[Dataset rows describing interfaces]
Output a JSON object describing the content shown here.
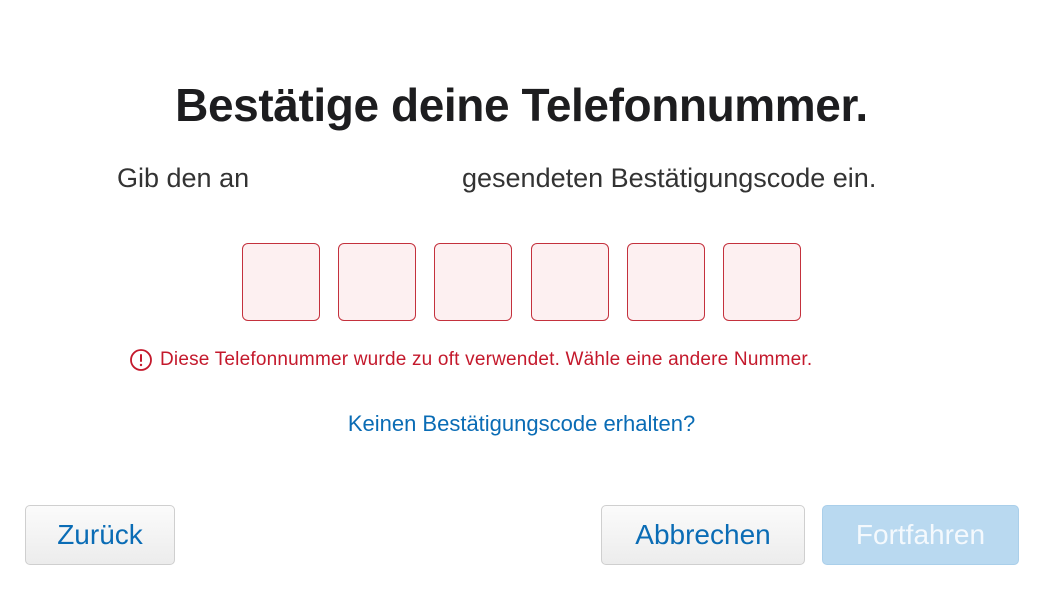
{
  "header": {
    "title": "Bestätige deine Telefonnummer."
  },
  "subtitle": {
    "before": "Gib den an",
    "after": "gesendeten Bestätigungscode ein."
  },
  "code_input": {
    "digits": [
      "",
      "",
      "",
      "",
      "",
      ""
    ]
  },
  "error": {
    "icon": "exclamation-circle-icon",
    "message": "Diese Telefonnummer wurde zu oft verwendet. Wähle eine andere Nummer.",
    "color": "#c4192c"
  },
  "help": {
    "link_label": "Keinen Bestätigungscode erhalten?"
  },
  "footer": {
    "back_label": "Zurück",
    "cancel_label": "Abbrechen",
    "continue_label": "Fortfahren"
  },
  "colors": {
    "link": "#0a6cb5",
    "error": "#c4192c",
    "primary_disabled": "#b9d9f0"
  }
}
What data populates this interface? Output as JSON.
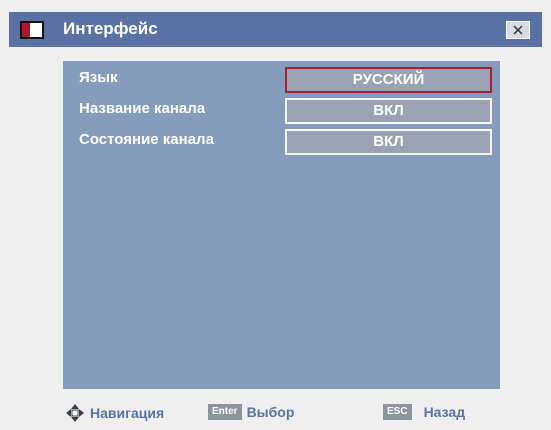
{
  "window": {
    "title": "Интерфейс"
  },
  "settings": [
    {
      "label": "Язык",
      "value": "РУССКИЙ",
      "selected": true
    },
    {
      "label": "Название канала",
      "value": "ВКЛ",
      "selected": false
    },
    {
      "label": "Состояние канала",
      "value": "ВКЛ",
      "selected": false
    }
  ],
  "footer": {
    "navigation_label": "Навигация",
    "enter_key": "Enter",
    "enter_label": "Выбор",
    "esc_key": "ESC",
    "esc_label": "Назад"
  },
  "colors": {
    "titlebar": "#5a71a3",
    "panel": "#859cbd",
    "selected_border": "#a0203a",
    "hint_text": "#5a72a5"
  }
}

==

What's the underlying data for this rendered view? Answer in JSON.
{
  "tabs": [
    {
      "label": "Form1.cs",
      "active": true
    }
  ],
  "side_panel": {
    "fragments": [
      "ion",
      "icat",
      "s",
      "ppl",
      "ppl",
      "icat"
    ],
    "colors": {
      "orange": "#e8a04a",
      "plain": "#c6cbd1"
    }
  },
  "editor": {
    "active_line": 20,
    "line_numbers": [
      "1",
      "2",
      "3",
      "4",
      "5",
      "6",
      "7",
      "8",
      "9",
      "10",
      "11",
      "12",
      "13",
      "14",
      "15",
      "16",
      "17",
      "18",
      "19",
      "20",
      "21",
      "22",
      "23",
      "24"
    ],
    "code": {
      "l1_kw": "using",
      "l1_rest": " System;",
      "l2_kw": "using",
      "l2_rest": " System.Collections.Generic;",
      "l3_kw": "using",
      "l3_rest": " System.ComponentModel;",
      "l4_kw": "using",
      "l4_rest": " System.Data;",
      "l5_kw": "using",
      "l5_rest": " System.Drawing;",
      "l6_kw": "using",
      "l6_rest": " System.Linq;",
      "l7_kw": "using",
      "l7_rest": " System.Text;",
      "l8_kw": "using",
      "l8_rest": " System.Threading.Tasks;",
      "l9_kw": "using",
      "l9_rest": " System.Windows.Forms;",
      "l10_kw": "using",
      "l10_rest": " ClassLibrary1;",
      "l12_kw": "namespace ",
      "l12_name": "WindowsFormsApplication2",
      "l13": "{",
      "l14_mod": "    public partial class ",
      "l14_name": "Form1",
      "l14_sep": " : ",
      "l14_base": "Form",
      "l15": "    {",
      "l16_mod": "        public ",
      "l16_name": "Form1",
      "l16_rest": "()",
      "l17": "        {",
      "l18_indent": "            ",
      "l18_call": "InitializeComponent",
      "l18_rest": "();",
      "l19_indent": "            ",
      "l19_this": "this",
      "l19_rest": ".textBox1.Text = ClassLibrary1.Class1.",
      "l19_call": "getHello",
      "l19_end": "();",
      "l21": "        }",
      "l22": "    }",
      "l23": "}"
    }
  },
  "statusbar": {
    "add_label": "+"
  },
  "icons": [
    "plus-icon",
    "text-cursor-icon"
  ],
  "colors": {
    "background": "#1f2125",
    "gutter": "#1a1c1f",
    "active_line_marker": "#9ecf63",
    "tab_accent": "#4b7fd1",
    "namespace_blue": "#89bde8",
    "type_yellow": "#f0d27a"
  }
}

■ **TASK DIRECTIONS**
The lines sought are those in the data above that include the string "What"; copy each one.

■ **TASK SOLUTION**
What data populates this interface? Output as JSON.
What's the underlying data for this rendered view? Answer in JSON.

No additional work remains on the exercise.